In 2004, more than 36 percent of all deaths in the US -- more than 871,000 -- were traceable to cardiovascular disease. Fully 32 percent of these deaths were premature (in patients under 75 years of age) and 147,000 were in patients aged less than 65 years. By comparison, in that same year, there were approximately 550,000 cancer deaths, 109,000 accidental deaths, 66,000 deaths from Alzheimer's disease, and 13,000 deaths from AIDS.
If all major forms of heart disease were eradicated, the average lifespan in the United States would be nearly seven years longer.
A Growing Problem In Developing Countries
Long considered a disease of affluence, cardiovascular disease is now a major presence in all but the poorest countries, accounting for twice as many deaths in developing countries as in industrialized nations.
The emergence of heart disease in developing countries is directly attributable to the effects of industrialization and urbanization. With socioeconomic development, populations have adopted the diet and lifestyle of affluent nations. Increased consumption of fats and calories; reduced consumption of fiber, fresh fruits, and vegetables; a dramatic increase in tobacco use; and physical inactivity have resulted in widespread cardiovascular disease, obesity, and diabetes.
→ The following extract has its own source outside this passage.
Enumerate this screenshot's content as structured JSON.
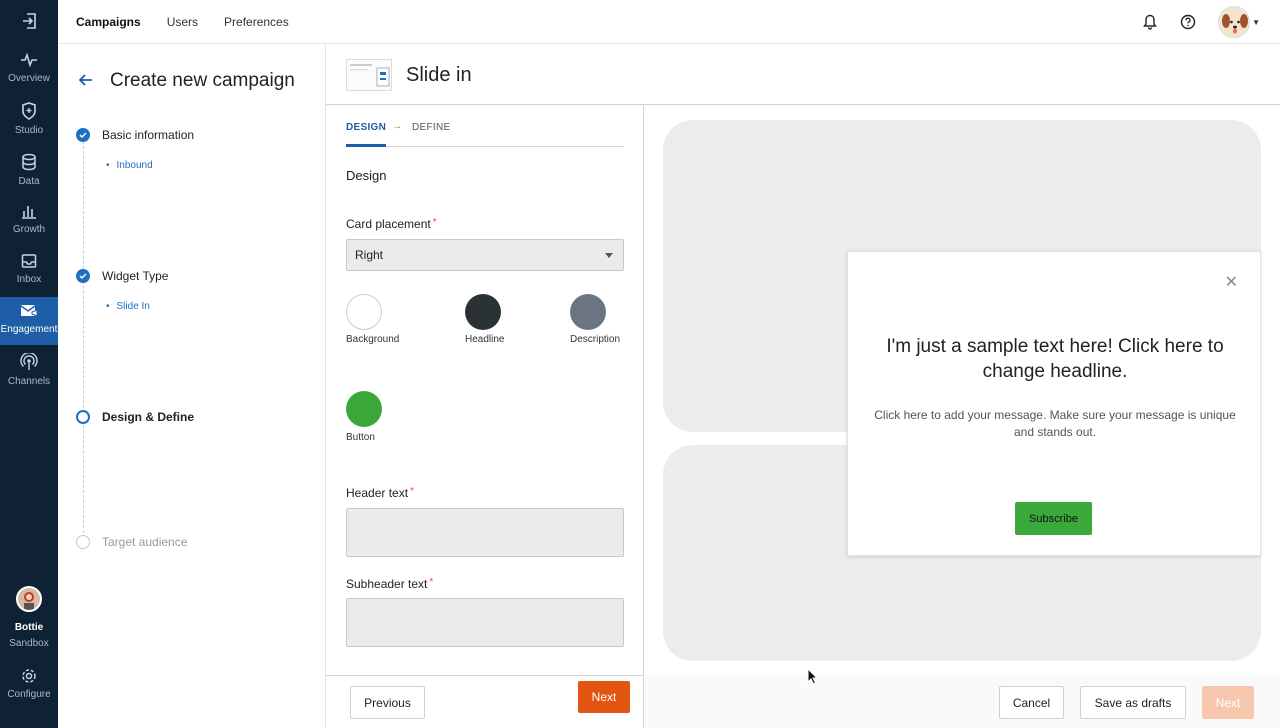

The Need to Act
Patients with heart disease are regularly counseled on how to improve their diet and increase their exercise to help reduce the symptoms and worsening of their illness. But most people put little effort into protecting their health by improving their diet and exercise until after problems occur. An alarming increase in obesity and type 2 diabetes -- even in children as young as six years -- suggests that the heart disease epidemic may continue for decades to come.